### Available data ###

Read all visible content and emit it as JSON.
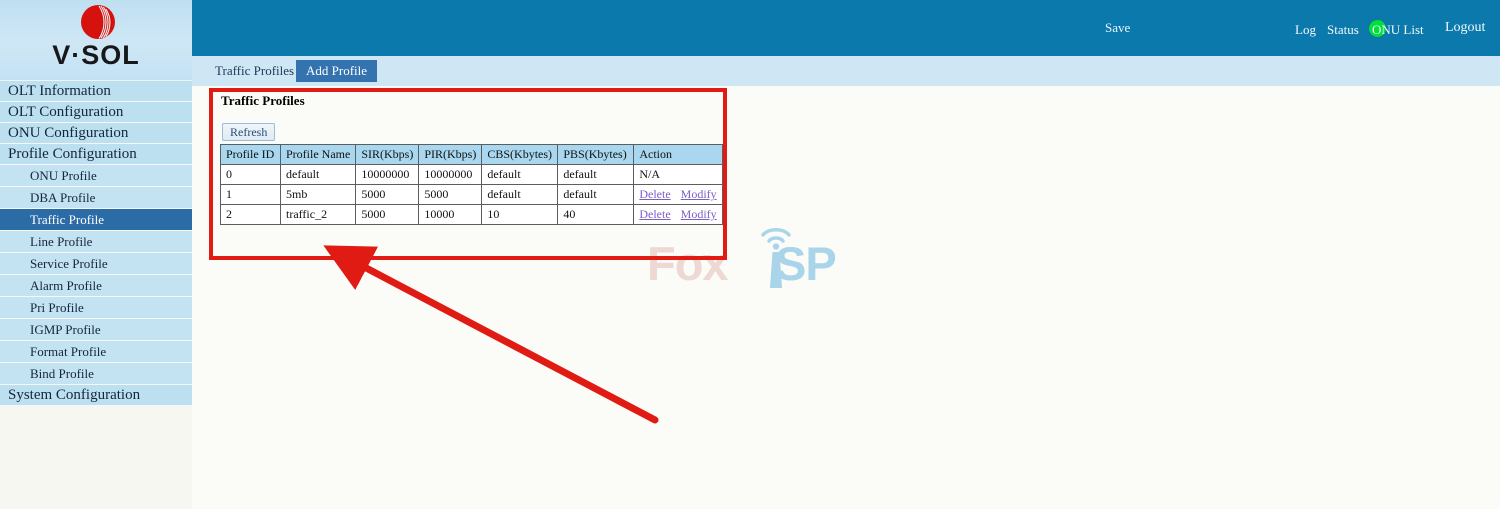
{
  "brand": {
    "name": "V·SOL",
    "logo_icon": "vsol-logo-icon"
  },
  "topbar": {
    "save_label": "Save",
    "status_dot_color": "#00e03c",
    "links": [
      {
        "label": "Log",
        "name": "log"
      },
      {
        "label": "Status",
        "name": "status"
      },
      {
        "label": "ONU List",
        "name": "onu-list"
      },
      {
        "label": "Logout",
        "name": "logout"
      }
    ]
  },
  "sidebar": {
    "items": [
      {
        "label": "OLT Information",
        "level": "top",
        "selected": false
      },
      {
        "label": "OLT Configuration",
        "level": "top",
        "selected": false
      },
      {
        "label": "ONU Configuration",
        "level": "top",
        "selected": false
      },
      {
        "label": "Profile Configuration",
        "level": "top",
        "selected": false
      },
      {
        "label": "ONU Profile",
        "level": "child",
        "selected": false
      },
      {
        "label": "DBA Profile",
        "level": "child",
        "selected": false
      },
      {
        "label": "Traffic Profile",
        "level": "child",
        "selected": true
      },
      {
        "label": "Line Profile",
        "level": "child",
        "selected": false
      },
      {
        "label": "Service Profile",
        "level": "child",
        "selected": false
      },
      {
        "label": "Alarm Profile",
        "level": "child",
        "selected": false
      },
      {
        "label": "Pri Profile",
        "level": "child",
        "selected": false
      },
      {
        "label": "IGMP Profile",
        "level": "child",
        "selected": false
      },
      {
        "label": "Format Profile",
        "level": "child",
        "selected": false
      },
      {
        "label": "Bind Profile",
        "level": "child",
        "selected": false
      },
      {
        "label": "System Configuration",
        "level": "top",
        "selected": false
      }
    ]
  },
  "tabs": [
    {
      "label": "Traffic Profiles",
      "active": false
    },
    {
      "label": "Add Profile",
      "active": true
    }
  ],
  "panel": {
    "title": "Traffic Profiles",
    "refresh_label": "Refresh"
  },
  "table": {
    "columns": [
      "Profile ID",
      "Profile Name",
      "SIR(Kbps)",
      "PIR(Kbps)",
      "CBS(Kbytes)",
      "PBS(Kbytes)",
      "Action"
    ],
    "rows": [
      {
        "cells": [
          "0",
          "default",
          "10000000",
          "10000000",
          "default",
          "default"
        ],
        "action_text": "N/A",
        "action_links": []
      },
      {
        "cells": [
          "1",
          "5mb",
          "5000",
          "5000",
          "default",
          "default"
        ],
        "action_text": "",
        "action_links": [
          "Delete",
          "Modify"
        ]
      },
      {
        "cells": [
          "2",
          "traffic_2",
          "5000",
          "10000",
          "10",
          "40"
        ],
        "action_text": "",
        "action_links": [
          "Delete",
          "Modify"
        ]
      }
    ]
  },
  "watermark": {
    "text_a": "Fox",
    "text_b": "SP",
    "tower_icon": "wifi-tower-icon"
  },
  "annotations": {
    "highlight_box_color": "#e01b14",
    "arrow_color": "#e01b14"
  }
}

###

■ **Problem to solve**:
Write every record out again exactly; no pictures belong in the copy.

■ **Result for this task**:
Read all visible content and emit it as JSON.
{
  "brand": {
    "name": "V·SOL",
    "logo_icon": "vsol-logo-icon"
  },
  "topbar": {
    "save_label": "Save",
    "status_dot_color": "#00e03c",
    "links": [
      {
        "label": "Log",
        "name": "log"
      },
      {
        "label": "Status",
        "name": "status"
      },
      {
        "label": "ONU List",
        "name": "onu-list"
      },
      {
        "label": "Logout",
        "name": "logout"
      }
    ]
  },
  "sidebar": {
    "items": [
      {
        "label": "OLT Information",
        "level": "top",
        "selected": false
      },
      {
        "label": "OLT Configuration",
        "level": "top",
        "selected": false
      },
      {
        "label": "ONU Configuration",
        "level": "top",
        "selected": false
      },
      {
        "label": "Profile Configuration",
        "level": "top",
        "selected": false
      },
      {
        "label": "ONU Profile",
        "level": "child",
        "selected": false
      },
      {
        "label": "DBA Profile",
        "level": "child",
        "selected": false
      },
      {
        "label": "Traffic Profile",
        "level": "child",
        "selected": true
      },
      {
        "label": "Line Profile",
        "level": "child",
        "selected": false
      },
      {
        "label": "Service Profile",
        "level": "child",
        "selected": false
      },
      {
        "label": "Alarm Profile",
        "level": "child",
        "selected": false
      },
      {
        "label": "Pri Profile",
        "level": "child",
        "selected": false
      },
      {
        "label": "IGMP Profile",
        "level": "child",
        "selected": false
      },
      {
        "label": "Format Profile",
        "level": "child",
        "selected": false
      },
      {
        "label": "Bind Profile",
        "level": "child",
        "selected": false
      },
      {
        "label": "System Configuration",
        "level": "top",
        "selected": false
      }
    ]
  },
  "tabs": [
    {
      "label": "Traffic Profiles",
      "active": false
    },
    {
      "label": "Add Profile",
      "active": true
    }
  ],
  "panel": {
    "title": "Traffic Profiles",
    "refresh_label": "Refresh"
  },
  "table": {
    "columns": [
      "Profile ID",
      "Profile Name",
      "SIR(Kbps)",
      "PIR(Kbps)",
      "CBS(Kbytes)",
      "PBS(Kbytes)",
      "Action"
    ],
    "rows": [
      {
        "cells": [
          "0",
          "default",
          "10000000",
          "10000000",
          "default",
          "default"
        ],
        "action_text": "N/A",
        "action_links": []
      },
      {
        "cells": [
          "1",
          "5mb",
          "5000",
          "5000",
          "default",
          "default"
        ],
        "action_text": "",
        "action_links": [
          "Delete",
          "Modify"
        ]
      },
      {
        "cells": [
          "2",
          "traffic_2",
          "5000",
          "10000",
          "10",
          "40"
        ],
        "action_text": "",
        "action_links": [
          "Delete",
          "Modify"
        ]
      }
    ]
  },
  "watermark": {
    "text_a": "Fox",
    "text_b": "SP",
    "tower_icon": "wifi-tower-icon"
  },
  "annotations": {
    "highlight_box_color": "#e01b14",
    "arrow_color": "#e01b14"
  }
}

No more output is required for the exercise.